Second, it serves to make the grind more rewarding for F2P and low-investment players, also serving as an important new way to grow your Classic collection. The fact that Arena began to award packs from the latest set made it a much less effective way for newcomers to stock up on evergreen cards, something the weekly Tavern Brawl reward never fully alleviated. Now the climb provides additional rewards, can be fairly quick based on your previous achievements, and promises fairer matchups overall. Though it takes a bit more explaining than the previous systems – and a much greater emphasis based on the opaque MMR – these are promising changes overall.
Legend and Wild: Still Pretty Much the Same
Though this overhaul is more than welcome, there are still certain issues which were raised years ago and still weren’t adequately addressed by these changes. Way back in January 2017, Ben Brode has gone on record about what Team 5 then considered problematic with Hearthstone’s ladder. Though most of the concerns were addressed with this large-scale change (adding winstreak bonuses in the high non-Legend ranks, the introduction of an MMR-based matchmaking and more ranks and leagues serving as a better way to express the difference in percentiles), the highest rungs remain virtually the same as they used to be.

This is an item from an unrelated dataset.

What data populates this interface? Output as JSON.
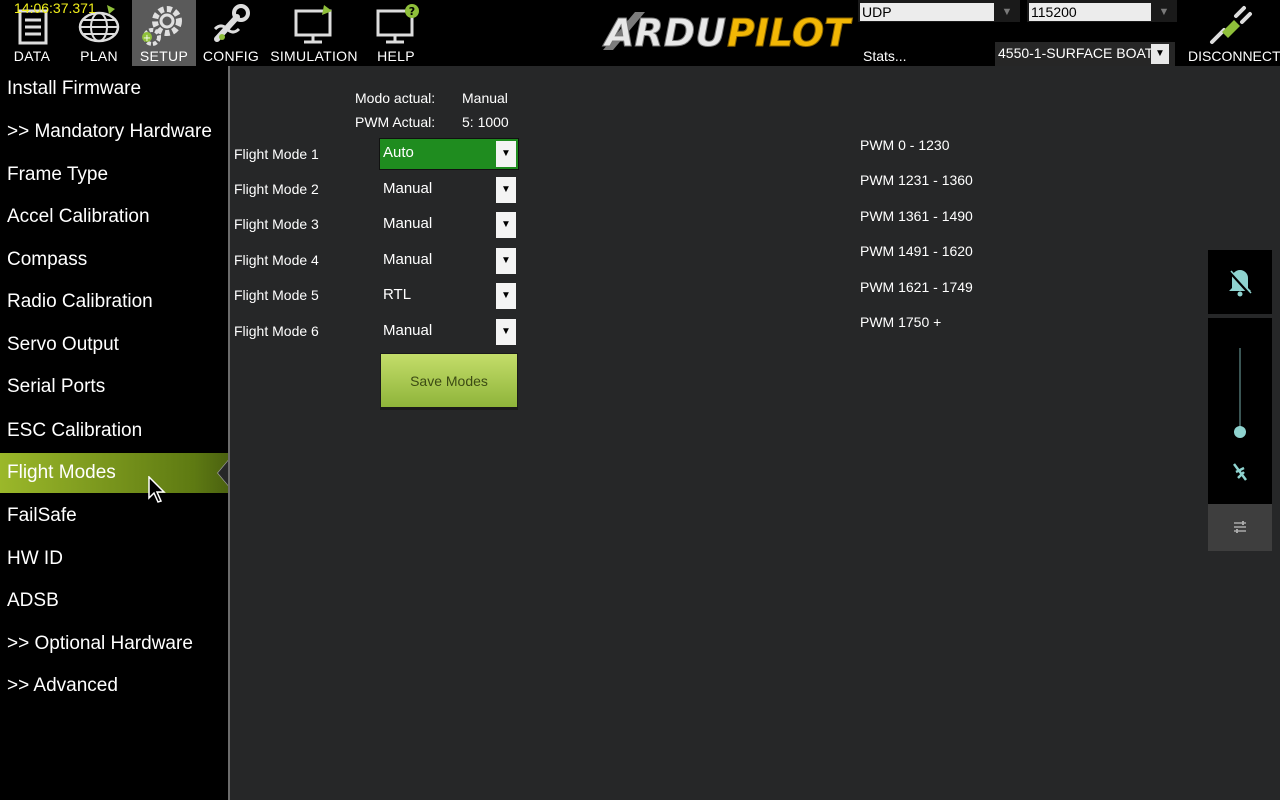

Back when finishing in high Legend spots was the main way to get ahead in Hearthstone esports, many decried the fact that the final day of the season was almost as impactful as anything that came before it combined, with single wins and losses, counter-queues and sniping potentially pushing someone out of the top spots with no time left to make up for the fact. Coupled with the volatility of the ladder as a whole, the highest placings at the end of the month are ultimately still somewhat random. The growing number of regular Legend players across the different servers also devalues the accomplishment of the climb somewhat. Is one pack from the latest expansion enough of an incentive to get back to Legend after you’ve made it the first time? Probably not. It would have also been nice to see something done to the Wild ecosystem, but with whispers about a larger emphasis on that side of the gameplay experience (not that this is saying much) might make this subject worth revisiting on the other side of the Year of the Phoenix.